“I do not believe in miracles, but I cannot explain this,” said the doctor. My 89-year old mother – vaccinated and careful – had been exposed to COVID and because of a pre-existing condition, it hit her hard. Family had gathered from around the country to be together and hopefully have a chance to encourage her. But the morning after determining that no ventilators were available, after leaving the hospital beginning to grieve, we were met with that message. Mom was rallying, eating, entertaining the staff with funny stories about her family. She is still 89-years old with severely impacted lung capacity, so we are realistic about her prognosis. But she is now in a rehabilitation facility, surrounded by pictures, mementos and hosting regular family visits. For the record, I do believe in miracles.
But I also believe in the extraordinary power of the human spirit: throughout history, we know of its capacity for achievement. The human spirit is at the core of a soldier’s ability to run toward danger, a researcher’s racing to develop a life-saving vaccine, an artist’s resolve to capture profound insights in a creative expression.
At this confusing, challenging time in our lives, leaders – of families, of organizations, of communities, of countries – need to count on the capacity of the human spirit to accomplish extraordinary things. But like my mom’s rally, the conditions must be created that inspire or enable the human spirit. Resources; Hope; Support; Purpose.
We have too often expected extraordinary results without creating or providing those conditions. A few examples come to mind:
- Educational systems were stripped of resources to meet the increasing demands of learning in a technological, fast-paced world – and then we criticize the quality of our schools. That is not an ideological throw-away line: the data show that over almost thirty years, the resources going into public education were sliced, diced and squeezed. We, as a society, have to be honest about that. We can and should push to reimagine how education is delivered – but we must provide the resources to do so.
- Ditto in access to health care. While the passage of the Affordable Care Act was a move in the right direction, we still have grotesque disparities in access to care, which undermines hope. In this nation with its vast resources, extinguishing hope seems a most crushing blow to the human spirit.
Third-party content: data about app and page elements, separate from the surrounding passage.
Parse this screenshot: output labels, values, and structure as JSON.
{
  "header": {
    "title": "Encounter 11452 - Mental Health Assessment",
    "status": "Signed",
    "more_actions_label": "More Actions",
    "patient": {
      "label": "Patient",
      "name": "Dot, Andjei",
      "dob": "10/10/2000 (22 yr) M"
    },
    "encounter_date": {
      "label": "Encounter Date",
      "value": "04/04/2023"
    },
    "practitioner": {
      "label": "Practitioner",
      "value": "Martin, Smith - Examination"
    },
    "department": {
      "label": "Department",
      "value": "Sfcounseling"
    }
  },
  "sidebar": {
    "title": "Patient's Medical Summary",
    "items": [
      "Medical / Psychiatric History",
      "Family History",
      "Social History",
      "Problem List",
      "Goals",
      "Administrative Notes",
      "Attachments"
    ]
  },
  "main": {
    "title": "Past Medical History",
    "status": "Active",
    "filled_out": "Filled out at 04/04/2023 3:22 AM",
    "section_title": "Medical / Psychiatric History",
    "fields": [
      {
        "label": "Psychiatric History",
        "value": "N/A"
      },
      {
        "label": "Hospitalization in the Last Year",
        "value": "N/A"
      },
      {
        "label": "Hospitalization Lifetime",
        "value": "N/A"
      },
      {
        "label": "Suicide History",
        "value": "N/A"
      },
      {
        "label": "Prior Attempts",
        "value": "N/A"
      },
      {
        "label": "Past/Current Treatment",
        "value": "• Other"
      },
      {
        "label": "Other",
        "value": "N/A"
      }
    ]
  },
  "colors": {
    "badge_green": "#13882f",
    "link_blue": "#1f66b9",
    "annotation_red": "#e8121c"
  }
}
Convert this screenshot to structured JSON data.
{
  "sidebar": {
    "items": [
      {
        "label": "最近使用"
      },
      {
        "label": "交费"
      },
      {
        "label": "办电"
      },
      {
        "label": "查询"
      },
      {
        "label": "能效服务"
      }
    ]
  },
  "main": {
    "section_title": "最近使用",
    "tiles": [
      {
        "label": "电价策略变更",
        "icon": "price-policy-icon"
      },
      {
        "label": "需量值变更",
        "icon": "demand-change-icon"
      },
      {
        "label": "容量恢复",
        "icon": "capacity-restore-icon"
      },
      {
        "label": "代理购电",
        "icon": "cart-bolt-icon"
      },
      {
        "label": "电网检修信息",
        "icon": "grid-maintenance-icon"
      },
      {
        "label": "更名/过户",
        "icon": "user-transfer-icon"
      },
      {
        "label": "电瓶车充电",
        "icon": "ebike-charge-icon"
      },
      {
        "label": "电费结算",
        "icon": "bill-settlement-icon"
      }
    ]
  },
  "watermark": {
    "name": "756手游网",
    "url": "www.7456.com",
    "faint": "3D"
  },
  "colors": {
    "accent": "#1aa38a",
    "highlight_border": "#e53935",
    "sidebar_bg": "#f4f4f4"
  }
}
- It has taken too long, but I have optimism that support for recognition of systemic racism in our country is making headway. Repulsion triggered by George Floyd’s murder really did create a different trajectory for our future: while the resistance to ideas like reparation or critical race theory exist, that resistance is fueled by wariness about what reconciliation will look like or feel like or cost – and not so much by unwillingness to acknowledge our history. We can and must keep making real progress toward a better future.
- Perhaps my most optimistic reflection relates to how purpose can not only ignite the human spirit, but can trigger institutional innovation and momentum, as well: the global recognition that we are in a race to save our planet. Decades after the most insightful conservationists began sharing dire warnings, the data is now irrefutable, we have an existential challenge before us. The clarity of that sense of shared purpose is enabling collaborations and explorations that would have been impossible to imagine just a few years ago. Now our capacity to imagine, fueled by the power of human spirit, must keep that work on track.
If we can help your organization illuminate how best to bring the power of the human spirit into the work ahead, we would love to have that conversation. Resources. Hope. Support. Purpose.